Businesses will be able to use their first year of reporting to get familiar with concepts and requirements within the ISSB standards. For example, companies will be able to benefit from this transition relief, in tandem with the one-year relief from providing Scope 3 greenhouse gas emissions, to understand and map their value chain.
According to the ISSB, this will enable them to prepare for reporting on other sustainability-related risks and opportunities that arise in their value chain. It said that investors have indicated that, while they need consistent, comprehensive sustainability-related information across all risks and opportunities to inform their decision-making, the need for disclosures about climate-related risks and opportunities is the most urgent.

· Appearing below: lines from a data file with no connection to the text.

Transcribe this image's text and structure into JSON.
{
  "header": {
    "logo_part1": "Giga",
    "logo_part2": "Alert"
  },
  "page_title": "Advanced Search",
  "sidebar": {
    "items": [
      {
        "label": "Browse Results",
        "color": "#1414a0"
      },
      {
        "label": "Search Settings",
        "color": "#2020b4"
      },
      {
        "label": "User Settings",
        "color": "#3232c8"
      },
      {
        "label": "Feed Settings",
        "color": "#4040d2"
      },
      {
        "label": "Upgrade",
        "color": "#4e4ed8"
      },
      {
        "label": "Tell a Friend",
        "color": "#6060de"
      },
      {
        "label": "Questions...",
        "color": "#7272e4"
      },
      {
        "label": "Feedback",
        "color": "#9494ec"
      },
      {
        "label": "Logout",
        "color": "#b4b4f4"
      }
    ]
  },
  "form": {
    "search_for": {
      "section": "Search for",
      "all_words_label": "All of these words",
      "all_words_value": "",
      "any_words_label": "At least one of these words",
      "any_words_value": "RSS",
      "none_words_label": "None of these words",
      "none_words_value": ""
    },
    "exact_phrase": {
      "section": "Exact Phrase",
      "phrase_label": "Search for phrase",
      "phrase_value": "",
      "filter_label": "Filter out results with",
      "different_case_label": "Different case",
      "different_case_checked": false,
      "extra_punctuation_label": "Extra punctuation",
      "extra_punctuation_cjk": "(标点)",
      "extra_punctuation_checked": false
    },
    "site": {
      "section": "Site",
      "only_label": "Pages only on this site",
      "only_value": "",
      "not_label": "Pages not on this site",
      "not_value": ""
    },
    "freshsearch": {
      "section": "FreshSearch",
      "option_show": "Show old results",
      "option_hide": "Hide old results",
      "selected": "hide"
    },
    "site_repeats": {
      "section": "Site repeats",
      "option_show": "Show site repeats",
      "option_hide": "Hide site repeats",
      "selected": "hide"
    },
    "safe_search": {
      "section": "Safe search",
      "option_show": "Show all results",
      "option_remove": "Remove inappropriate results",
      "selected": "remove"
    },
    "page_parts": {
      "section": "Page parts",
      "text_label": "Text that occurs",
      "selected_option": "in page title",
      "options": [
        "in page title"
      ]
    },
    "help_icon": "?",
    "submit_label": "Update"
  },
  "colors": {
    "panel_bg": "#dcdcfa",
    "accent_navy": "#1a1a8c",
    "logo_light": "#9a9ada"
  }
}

Emmanuel Faber, chair of the ISSB, commented: “This transitional relief ensures companies can phase in their approach, initially focusing on the quality of the climate-related information they provide. That said, companies around the world are not all starting from the same place. We expect many of the companies that already disclose information beyond climate to continue to do so, including the 2,500 plus companies already applying the SASB Standards.”
Which disclosures can they exclude in their first year?
The relief means that companies do not need to provide disclosures about sustainability-related risks and opportunities beyond climate-related information, nor annual sustainability-related disclosures at the same time as the related financial statements. Similarly, they do not need to provide comparative information and disclose Scope 3 greenhouse gas emissions. Finally, they do not need to use the Greenhouse Gas Protocol to measure emissions, if they are currently using a different approach.
The ISSB decided that companies that only report on climate-related risks and opportunities in the first year be provided with additional relief from providing comparative information. This means they need not provide comparative information about their sustainability-related risks and opportunities beyond climate in their second year of reporting.
Companies will still need to apply S1 in the first year they use the ISSB Standards to meet general disclosure requirements where they relate to climate. For example, S1 sets out the approach to materiality and requirements for connectivity of information with that in the financial statements, which are relevant to the disclosure of climate-related information.
Is this delay needed?
‘Big Four’ accountant EY welcomed the news, saying it will “give an entity valuable time to prepare” their reporting beyond climate. It is important to note that, however, the ISSB standards should not be catching anyone by surprise.
The framework is becoming effective in January 2024, so companies will have to start publishing their disclosures in 2025. Although the ISSB was launched at COP26, there has been a debate about sustainability disclosures for a much longer time.
Indeed, many companies in the EU are already preparing to report against the Corporate Sustainability Reporting Directive (CSRD), with the first disclosures expected in 2025 – which is the same timeframe as the ISSB. The CSRD will start with companies already subject to the 2014 Non-Financial Reporting Directive.
Moreover, the Taskforce on Nature-related Financial Disclosures (TNFD) is expected to make its final recommendations in September 2023, as it prepares its framework for the management and disclosure of nature-related risks. Although it will be voluntary, it shows that some businesses are already looking at their dependency on nature and how to best address its effects.
With a range of deadlines coming up in 2030 – the UN Sustainable Development Goals, the Global Biodiversity Framework’s 30×30 goal and the need to cut greenhouse gas emissions in line with a net zero by 2050 scenario, among others – time is running out. While it is understandable that sustainability disclosures pose a significant challenge for many businesses, we need to bear in mind that we must act with the utmost urgency if we want to ensure a sustainable future for society.